Data extract:

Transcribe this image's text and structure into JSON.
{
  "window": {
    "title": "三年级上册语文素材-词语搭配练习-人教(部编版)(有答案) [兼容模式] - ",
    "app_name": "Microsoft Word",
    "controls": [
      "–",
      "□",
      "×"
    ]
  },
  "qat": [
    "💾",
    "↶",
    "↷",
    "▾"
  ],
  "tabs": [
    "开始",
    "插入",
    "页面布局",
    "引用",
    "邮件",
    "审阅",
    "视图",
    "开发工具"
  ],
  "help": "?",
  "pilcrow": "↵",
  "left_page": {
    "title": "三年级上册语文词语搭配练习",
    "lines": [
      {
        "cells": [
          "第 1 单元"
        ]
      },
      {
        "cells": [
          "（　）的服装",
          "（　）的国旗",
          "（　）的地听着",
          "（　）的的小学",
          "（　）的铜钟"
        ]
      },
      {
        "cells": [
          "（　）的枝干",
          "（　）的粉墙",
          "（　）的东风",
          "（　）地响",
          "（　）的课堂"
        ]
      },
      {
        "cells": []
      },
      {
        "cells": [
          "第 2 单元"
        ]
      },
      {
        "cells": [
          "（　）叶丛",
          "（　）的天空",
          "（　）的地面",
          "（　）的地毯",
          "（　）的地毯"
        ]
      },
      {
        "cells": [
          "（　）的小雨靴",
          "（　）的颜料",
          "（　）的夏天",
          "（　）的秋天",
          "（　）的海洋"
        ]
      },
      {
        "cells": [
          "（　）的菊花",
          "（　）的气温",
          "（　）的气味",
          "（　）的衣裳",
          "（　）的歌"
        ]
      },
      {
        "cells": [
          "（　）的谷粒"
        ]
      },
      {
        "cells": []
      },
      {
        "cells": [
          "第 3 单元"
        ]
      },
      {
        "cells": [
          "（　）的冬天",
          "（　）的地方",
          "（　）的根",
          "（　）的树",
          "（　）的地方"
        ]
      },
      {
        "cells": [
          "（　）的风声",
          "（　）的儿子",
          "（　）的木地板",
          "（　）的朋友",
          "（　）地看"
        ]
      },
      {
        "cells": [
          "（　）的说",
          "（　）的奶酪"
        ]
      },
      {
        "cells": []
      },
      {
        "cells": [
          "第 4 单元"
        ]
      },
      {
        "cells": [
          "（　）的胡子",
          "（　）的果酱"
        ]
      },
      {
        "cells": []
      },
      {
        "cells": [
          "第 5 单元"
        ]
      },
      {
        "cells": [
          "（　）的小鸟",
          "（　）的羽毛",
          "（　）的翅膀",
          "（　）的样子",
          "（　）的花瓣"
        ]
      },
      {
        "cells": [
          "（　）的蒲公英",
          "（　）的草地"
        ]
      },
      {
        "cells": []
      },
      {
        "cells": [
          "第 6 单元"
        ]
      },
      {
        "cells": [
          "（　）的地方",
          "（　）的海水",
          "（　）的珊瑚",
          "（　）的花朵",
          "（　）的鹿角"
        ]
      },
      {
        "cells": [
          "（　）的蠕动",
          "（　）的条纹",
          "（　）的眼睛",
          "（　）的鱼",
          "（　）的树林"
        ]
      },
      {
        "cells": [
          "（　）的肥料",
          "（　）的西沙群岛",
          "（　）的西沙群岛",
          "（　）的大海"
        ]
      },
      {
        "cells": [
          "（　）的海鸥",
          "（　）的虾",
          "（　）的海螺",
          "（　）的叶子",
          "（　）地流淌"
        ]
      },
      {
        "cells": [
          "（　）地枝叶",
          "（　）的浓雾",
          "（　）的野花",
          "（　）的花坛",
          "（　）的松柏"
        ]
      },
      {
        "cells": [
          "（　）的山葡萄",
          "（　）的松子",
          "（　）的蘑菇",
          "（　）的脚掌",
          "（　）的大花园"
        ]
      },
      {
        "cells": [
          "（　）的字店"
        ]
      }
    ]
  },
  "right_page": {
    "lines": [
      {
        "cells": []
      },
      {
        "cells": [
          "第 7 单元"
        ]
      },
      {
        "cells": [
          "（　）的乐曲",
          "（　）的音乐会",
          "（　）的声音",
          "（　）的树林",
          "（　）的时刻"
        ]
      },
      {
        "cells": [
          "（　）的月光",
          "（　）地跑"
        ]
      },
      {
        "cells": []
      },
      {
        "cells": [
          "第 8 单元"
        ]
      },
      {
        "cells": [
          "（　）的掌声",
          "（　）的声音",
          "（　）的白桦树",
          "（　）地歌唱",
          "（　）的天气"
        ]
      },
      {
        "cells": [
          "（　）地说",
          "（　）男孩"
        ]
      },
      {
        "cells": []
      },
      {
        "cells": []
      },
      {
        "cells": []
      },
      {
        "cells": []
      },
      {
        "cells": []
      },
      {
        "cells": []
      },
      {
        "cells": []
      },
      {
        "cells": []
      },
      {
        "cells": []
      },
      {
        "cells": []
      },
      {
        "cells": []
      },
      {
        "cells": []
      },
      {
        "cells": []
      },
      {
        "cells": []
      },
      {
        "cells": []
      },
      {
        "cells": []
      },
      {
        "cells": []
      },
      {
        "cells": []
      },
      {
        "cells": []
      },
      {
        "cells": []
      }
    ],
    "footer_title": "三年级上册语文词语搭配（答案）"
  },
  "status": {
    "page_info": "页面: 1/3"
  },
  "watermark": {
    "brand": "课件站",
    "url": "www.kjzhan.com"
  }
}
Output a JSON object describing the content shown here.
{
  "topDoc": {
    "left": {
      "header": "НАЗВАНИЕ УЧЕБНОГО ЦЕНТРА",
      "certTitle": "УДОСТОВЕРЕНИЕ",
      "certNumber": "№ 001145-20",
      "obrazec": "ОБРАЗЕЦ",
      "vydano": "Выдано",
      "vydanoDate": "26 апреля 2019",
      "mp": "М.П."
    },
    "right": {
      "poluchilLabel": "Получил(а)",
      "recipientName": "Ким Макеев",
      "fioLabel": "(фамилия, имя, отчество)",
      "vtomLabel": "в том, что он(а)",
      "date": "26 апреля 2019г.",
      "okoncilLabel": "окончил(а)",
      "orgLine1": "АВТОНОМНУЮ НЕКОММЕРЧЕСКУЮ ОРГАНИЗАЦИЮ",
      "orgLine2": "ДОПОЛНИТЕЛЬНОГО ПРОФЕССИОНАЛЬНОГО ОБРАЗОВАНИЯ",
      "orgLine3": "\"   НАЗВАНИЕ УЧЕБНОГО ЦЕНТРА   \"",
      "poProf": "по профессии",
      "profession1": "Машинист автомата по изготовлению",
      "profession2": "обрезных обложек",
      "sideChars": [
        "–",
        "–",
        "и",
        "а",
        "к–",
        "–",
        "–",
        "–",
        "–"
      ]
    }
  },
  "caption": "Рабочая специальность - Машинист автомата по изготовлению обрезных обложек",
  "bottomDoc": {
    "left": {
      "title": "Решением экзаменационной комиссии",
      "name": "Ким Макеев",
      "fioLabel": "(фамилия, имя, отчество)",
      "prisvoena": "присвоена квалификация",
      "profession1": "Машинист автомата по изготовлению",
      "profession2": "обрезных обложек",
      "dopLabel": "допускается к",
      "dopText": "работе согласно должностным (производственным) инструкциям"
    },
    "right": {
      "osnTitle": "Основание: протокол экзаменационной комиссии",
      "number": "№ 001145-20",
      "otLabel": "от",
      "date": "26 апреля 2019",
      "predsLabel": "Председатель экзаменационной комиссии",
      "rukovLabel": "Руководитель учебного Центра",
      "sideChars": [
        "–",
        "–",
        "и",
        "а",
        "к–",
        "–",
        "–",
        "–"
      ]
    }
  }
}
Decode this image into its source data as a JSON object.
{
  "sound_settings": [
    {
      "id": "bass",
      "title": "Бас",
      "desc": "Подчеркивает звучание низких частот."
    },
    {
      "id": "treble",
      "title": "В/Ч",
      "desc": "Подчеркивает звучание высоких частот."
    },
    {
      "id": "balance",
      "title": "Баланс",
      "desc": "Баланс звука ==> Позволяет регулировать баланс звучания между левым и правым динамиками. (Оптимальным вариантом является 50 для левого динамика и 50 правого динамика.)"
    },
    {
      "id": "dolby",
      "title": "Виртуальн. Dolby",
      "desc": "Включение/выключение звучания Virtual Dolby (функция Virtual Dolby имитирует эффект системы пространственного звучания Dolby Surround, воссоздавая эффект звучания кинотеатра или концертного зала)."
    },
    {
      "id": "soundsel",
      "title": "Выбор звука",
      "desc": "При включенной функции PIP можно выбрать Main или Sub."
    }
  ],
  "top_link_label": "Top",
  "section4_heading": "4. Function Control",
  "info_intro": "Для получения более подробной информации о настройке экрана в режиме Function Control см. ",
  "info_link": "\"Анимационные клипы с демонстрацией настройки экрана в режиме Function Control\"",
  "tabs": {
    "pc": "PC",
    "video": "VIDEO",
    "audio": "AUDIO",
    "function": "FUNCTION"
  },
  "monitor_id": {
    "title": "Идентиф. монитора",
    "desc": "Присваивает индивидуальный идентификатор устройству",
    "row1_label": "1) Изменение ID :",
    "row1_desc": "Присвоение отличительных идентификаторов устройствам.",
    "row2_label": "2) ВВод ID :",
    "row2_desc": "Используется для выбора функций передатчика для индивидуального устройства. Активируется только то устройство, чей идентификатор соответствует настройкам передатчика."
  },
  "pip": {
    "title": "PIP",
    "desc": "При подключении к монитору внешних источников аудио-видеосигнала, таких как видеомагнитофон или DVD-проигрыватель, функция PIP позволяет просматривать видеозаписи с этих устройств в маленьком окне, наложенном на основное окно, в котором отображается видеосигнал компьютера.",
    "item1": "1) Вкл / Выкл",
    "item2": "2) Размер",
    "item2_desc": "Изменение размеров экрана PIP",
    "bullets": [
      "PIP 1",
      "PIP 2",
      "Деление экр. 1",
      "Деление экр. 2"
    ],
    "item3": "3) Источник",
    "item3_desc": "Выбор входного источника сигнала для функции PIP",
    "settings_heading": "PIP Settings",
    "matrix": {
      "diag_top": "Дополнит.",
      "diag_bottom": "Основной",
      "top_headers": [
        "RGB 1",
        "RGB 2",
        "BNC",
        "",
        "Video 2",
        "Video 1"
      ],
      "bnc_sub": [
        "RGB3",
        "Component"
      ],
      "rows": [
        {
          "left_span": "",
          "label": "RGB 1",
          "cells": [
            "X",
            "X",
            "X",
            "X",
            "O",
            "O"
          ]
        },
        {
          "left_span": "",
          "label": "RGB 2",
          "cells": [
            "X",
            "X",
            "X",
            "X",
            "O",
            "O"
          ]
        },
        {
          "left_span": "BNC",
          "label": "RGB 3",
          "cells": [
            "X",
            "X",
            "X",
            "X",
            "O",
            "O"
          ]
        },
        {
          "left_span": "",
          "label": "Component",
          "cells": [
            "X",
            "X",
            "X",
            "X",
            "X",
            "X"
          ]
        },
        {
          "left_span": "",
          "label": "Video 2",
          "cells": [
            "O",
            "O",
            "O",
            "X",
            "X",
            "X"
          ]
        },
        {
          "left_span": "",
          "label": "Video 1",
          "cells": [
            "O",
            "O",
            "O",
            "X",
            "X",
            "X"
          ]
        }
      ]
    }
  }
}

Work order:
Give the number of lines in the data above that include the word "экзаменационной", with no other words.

Completed exercise:
3